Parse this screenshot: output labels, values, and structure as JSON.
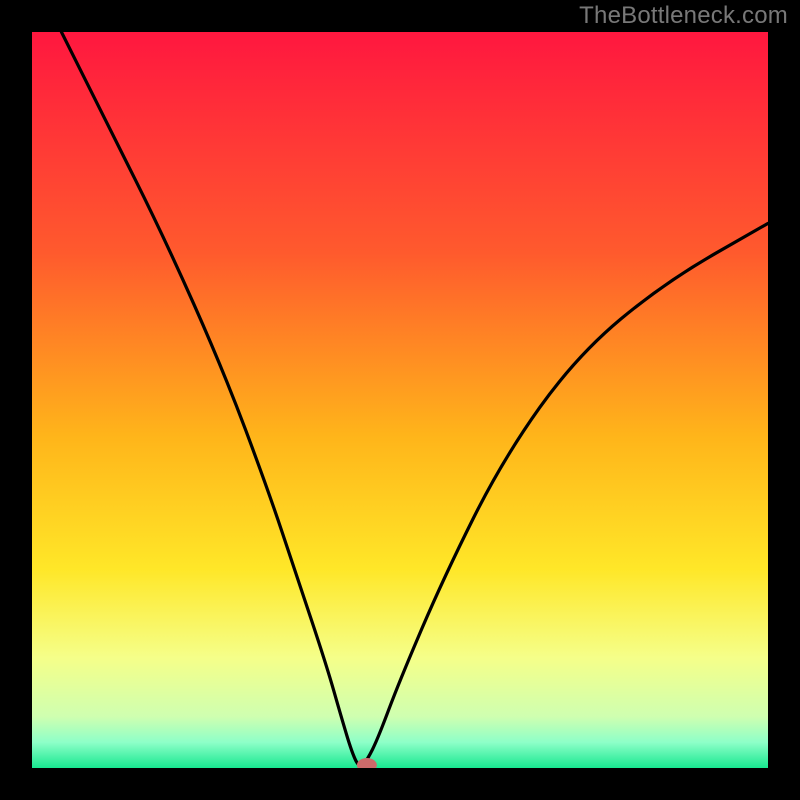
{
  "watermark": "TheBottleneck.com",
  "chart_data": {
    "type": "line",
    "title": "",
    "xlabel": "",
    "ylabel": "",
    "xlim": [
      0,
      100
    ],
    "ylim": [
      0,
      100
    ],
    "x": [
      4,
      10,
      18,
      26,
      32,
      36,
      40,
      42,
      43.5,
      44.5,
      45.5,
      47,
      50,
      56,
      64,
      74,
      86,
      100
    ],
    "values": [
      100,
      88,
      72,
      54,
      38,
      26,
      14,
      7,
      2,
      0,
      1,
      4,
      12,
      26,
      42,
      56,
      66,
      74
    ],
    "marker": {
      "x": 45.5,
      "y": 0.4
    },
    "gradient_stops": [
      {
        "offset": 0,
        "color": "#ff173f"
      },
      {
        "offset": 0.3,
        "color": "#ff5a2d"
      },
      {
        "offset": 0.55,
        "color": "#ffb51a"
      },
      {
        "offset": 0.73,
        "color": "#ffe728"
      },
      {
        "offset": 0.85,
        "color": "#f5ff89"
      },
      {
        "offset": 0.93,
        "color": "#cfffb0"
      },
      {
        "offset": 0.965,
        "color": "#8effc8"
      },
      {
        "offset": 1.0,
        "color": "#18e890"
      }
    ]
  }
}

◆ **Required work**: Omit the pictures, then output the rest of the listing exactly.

◆ **Written reply**:
Parse this screenshot: output labels, values, and structure as JSON.
{
  "watermark": "TheBottleneck.com",
  "chart_data": {
    "type": "line",
    "title": "",
    "xlabel": "",
    "ylabel": "",
    "xlim": [
      0,
      100
    ],
    "ylim": [
      0,
      100
    ],
    "x": [
      4,
      10,
      18,
      26,
      32,
      36,
      40,
      42,
      43.5,
      44.5,
      45.5,
      47,
      50,
      56,
      64,
      74,
      86,
      100
    ],
    "values": [
      100,
      88,
      72,
      54,
      38,
      26,
      14,
      7,
      2,
      0,
      1,
      4,
      12,
      26,
      42,
      56,
      66,
      74
    ],
    "marker": {
      "x": 45.5,
      "y": 0.4
    },
    "gradient_stops": [
      {
        "offset": 0,
        "color": "#ff173f"
      },
      {
        "offset": 0.3,
        "color": "#ff5a2d"
      },
      {
        "offset": 0.55,
        "color": "#ffb51a"
      },
      {
        "offset": 0.73,
        "color": "#ffe728"
      },
      {
        "offset": 0.85,
        "color": "#f5ff89"
      },
      {
        "offset": 0.93,
        "color": "#cfffb0"
      },
      {
        "offset": 0.965,
        "color": "#8effc8"
      },
      {
        "offset": 1.0,
        "color": "#18e890"
      }
    ]
  }
}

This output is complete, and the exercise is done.